Once after satisfying the physiological and security needs, these needs will not tend to motivate the individual. They need affiliation, relationships, attachment and a sense of belonging.

Ego needs.

These needs include power, reputation, prestige, esteem, admiration, respect etc.

Self- actualisation needs (SA).

Maslow considers self-actualisation need as the highest in the hierarchy. Here the individual tries to attain what he or she is capable of becoming.

The motivation- hygiene theory by Frederick Herzberg modifies the hierarchical theory by Maslow. it states that various factors related to the work such as the management, salary, safety, working conditions etc are not motivators in the real sense and that the high availability of these factors avoids merely dissatisfaction and that they cannot be treated as motivational factors. He mentions that new challenging roles, rewards, appreciation, acknowledgement, career development as real motivators.

In a study conducted to find the internal market orientation (IMO) on the application of internal marketing practices and employees job satisfaction, it was found that the job satisfaction is absolutely related to the practice of internal marketing. This study is mainly to depict the fact that IMO is a very important factor in determine the employees job satisfaction and states the need of having an Internal Market Orientation before implementing the internal marketing practices.

The major internal marketing principles are as follows ( Berry et al.,1976)

Every organisation should consider the needs of its employees before sorting the needs of its customers.

The various company policies and systems applicable to the external.

Leadership and internal marketing communication.

According to Ahmed and Rafiq, the top level management in an organisation plays an important role. Their decisions are very significant indication in supporting implication. The way they act and make necessary arrangements for the implementations of various programmes gives support to knowledge management. The actions and decisions of the top management helps to resolve resistance facilitate sharing of ideas and boost all the activities that improve learning. They can initiate a positive learning cycle, implant new ideas and notions through a process of materialisation and internalisation. This leads to the generation of action.

The positive implementation cycle.

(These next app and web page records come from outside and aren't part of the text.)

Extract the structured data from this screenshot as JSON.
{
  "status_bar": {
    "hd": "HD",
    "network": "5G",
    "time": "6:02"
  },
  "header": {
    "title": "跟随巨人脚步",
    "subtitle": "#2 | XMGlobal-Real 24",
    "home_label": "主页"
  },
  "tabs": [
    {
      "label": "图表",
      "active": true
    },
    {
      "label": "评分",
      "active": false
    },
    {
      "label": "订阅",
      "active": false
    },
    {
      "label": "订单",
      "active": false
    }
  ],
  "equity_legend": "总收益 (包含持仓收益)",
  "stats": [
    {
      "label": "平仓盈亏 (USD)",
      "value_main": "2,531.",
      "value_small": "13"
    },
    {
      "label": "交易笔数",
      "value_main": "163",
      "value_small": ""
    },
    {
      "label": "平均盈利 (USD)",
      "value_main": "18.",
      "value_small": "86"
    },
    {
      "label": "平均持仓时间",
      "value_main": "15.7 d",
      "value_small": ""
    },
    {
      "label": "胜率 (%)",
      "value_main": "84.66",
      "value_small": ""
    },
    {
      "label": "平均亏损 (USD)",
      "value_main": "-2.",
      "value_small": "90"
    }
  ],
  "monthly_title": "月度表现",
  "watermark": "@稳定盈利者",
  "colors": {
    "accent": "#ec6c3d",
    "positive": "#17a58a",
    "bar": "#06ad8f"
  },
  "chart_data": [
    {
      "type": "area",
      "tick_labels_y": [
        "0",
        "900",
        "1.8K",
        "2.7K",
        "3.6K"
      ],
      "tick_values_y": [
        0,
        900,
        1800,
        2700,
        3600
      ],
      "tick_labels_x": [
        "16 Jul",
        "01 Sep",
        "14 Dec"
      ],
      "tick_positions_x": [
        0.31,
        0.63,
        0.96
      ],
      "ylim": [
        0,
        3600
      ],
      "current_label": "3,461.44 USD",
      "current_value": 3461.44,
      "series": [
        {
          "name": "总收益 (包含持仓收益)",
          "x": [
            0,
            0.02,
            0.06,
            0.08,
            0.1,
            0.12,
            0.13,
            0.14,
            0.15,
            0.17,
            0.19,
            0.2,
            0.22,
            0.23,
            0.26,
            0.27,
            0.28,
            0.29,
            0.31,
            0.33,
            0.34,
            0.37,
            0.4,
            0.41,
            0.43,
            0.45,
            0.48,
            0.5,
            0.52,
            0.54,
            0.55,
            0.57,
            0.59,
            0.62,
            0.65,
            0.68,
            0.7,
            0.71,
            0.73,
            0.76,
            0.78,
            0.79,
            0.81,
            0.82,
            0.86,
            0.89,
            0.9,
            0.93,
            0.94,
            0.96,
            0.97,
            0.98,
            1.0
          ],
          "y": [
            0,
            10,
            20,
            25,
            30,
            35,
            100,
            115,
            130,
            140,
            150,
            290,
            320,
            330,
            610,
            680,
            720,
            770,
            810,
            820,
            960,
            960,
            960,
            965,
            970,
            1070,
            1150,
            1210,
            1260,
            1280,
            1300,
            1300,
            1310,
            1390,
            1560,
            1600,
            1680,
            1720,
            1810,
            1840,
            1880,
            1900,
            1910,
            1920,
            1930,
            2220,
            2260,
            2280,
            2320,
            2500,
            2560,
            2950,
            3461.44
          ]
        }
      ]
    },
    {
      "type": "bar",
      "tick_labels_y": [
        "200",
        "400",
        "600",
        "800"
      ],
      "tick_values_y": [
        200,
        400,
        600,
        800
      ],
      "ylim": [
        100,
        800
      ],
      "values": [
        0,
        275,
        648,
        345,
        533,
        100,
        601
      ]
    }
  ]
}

The figure shows the progress of learning through materialisation, internalisation, support, communication, and other practical activities. In this positive cycle, there is a transformation from ideas into action in the implantation of knowledge management thinking. Here learning is the source which helps to generate new ideas and new thoughts. When it is applied to an organisational implementation, learning takes place through the various stages of materialising ideas, internalising ideas and concepts, gaining support to this idea, preparing a plan of action and which ultimately leads to action. Ahmed and Rafiq states that this positive implementation cycle with its four states acts as an ideal outline for a cyclical learning process. When the employees' tale part in the continuous organisation-wide training programmes, they get the idea of knowledge management and thus resistance to change that the organisation faces slowly stoops down. During this time, employees can also learn new ways of performing the tasks. The authors state that the mental integration of the employees helps to increase the involvement and participation and thus the implementation process becomes a success.